Georg Hegel

In the Hegelian picture, it is difficult to see how idleness can be in any way promoted without falling flat on its face with regard to society’s demands on the individual to work.


I agree that it’s not feasible to say something like, “OK, let’s now promote idleness as a new way of life.” It’s just not realistic for us given how we are socialized. However, I don’t think this stops us from entertaining what it is that idleness represents that seems to be so fearful for the philosophical defenders of the way we do things now. We can critically engage with why they find idleness so worrying insofar as it represents a subversion of the obligations we have to ourselves to make ourselves worthy of our humanity in some sense, or our obligations to others as socialized beings. Our instincts may always be too strong to take idleness seriously but we can certainly take on those philosophers who tell us that we should reject it on the basis that it fails to live up to certain philosophically itemized ideas of what counts as good and bad; we can certainly see if we can free up some breathing space for idleness as a concept.


To return to the theme of autonomy, I was hoping you could say something about how you think that idleness can offer an alternative conception of freedom to autonomy. 


To people who don’t read much political theory, the notion of autonomy will seem very strange, and I think rightly so. In this account, there is an ordinary everyday way of being free and most of us have it. But there is an even better way of being free which is called autonomy. The autonomous person is someone who tries to figure out what motivates them, whether those motivations are the best ones they could have, and who tries to regulate their behaviour in accordance with what they regard as a better way of fulfilling themselves.


Autonomy is presented as highly rational (and therefore desirable), but it is clearly also a very burdensome way of living. There’s no more “going with the flow”; rather, autonomy is a kind of self-subjection, an ongoing self-critique, a constant effort to form yourself going forward into the future. For the tradition of thinkers who buy into this notion, idleness is clearly a threat because in the idle view of life you don’t need to take all of those things so seriously; there’s really nothing intelligible about this constant process of self-analysis and self-subjection.
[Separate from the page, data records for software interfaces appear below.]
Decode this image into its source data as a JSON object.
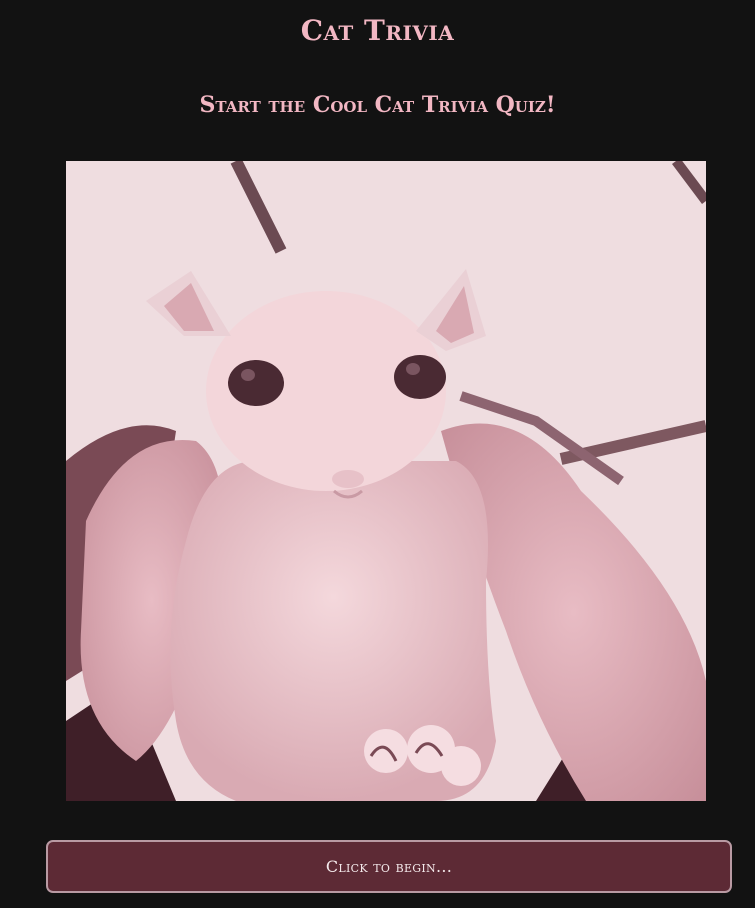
{
  "header": {
    "title": "Cat Trivia",
    "subtitle": "Start the Cool Cat Trivia Quiz!"
  },
  "main": {
    "image_subject": "hairless-cat-photo",
    "start_button_label": "Click to begin..."
  },
  "colors": {
    "background": "#121212",
    "title_pink": "#f2b7c3",
    "button_fill": "#5d2a35",
    "button_border": "#b99aa3",
    "button_text": "#f3e8ea"
  }
}
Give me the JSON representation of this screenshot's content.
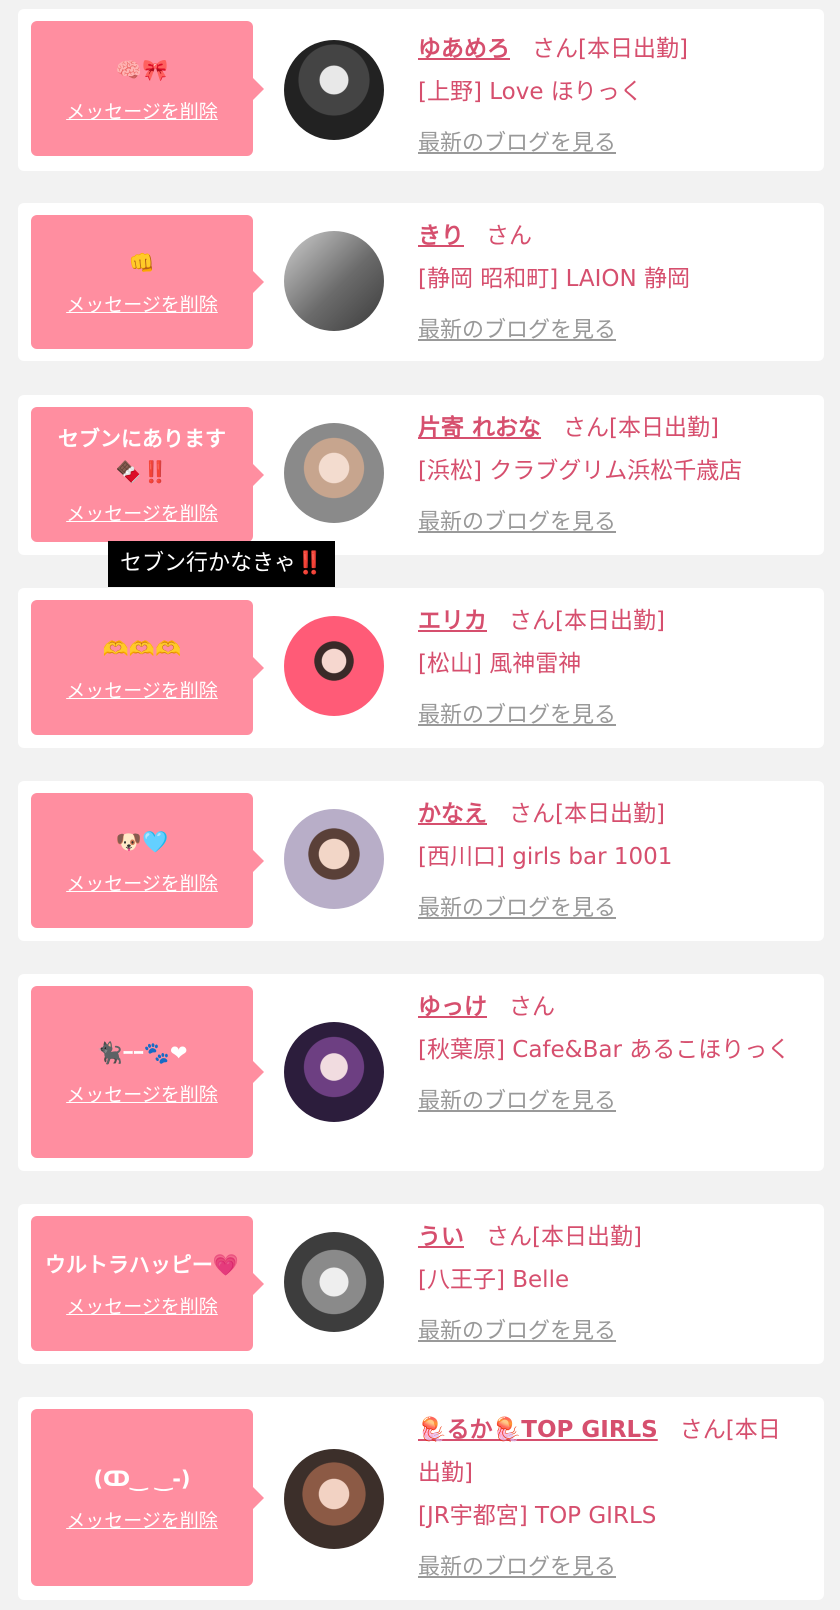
{
  "delete_label": "メッセージを削除",
  "blog_label": "最新のブログを見る",
  "suffix_san": "さん",
  "suffix_working": "さん[本日出勤]",
  "tooltip": "セブン行かなきゃ‼️",
  "colors": {
    "accent": "#d64f6e",
    "bubble": "#ff8ea0",
    "link_gray": "#999999"
  },
  "cards": [
    {
      "message": "🧠🎀",
      "name": "ゆあめろ",
      "working": true,
      "shop": "[上野] Love ほりっく"
    },
    {
      "message": "👊",
      "name": "きり",
      "working": false,
      "shop": "[静岡 昭和町] LAION 静岡"
    },
    {
      "message": "セブンにあります🍫‼️",
      "name": "片寄 れおな",
      "working": true,
      "shop": "[浜松] クラブグリム浜松千歳店"
    },
    {
      "message": "🫶🫶🫶",
      "name": "エリカ",
      "working": true,
      "shop": "[松山] 風神雷神"
    },
    {
      "message": "🐶🩵",
      "name": "かなえ",
      "working": true,
      "shop": "[西川口] girls bar 1001"
    },
    {
      "message": "🐈‍⬛ｰｰ🐾❤",
      "name": "ゆっけ",
      "working": false,
      "shop": "[秋葉原] Cafe&Bar あるこほりっく"
    },
    {
      "message": "ウルトラハッピー💗",
      "name": "うい",
      "working": true,
      "shop": "[八王子] Belle"
    },
    {
      "message": "(ↀ‿ ‿-)",
      "name": "🪼るか🪼TOP GIRLS",
      "working": true,
      "shop": "[JR宇都宮] TOP GIRLS"
    }
  ]
}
Only philosophers could offer us a conception of freedom that is such gruelling work!

What do you feel are the consequences of a process of socialization that ignores or overlooks idleness?


I think we can see many harmful and destructive consequences in our everyday life. Symptomatic of it in our world today is overproduction, overwork, stress, and excessive anxiety about social esteem, and I don’t think that most of us who are caught up in this have any idea of how to turn it off. If you live in an environment in which individuals become successful, and proud of their financial holdings and the status it gives them and the consumer luxuries it affords them, and then if this world collapses you see individuals who don’t tend to say, “Oh well, that’s a shame. I enjoyed it while it lasted”; rather, you see them experience something like personal devastation as they cannot really detach their identities or sense of worth from the world of social esteem. Their identities are interlinked with success or failure in those terms, and the fact that our society makes us vulnerable in this way to self-contempt by obligating us to play the game of social success in its terms strikes me as a morally bad thing. The socialization has gone deep, and I don’t think it is necessarily the way that human beings have to be or always have been.


I’m not here to suggest what we should do but rather to offer critical reflections on a process of socialization that seems to have departed more and more from what we might call happiness. Even if behavioural change in these matters may be difficult, I think it’s important to try and understand what moves us and how things might be different.



Brian O’Connor is professor of philosophy at University College Dublin. His latest book, Idleness: A Philosophical Essay, was published last year by Princeton University Press.


Interview by Anthony Morgan. 

From The Philosopher, vol. 107, no. 3 ('Identities'). 

Read more articles from The Philosopher, purchase this issue or become a subscriber.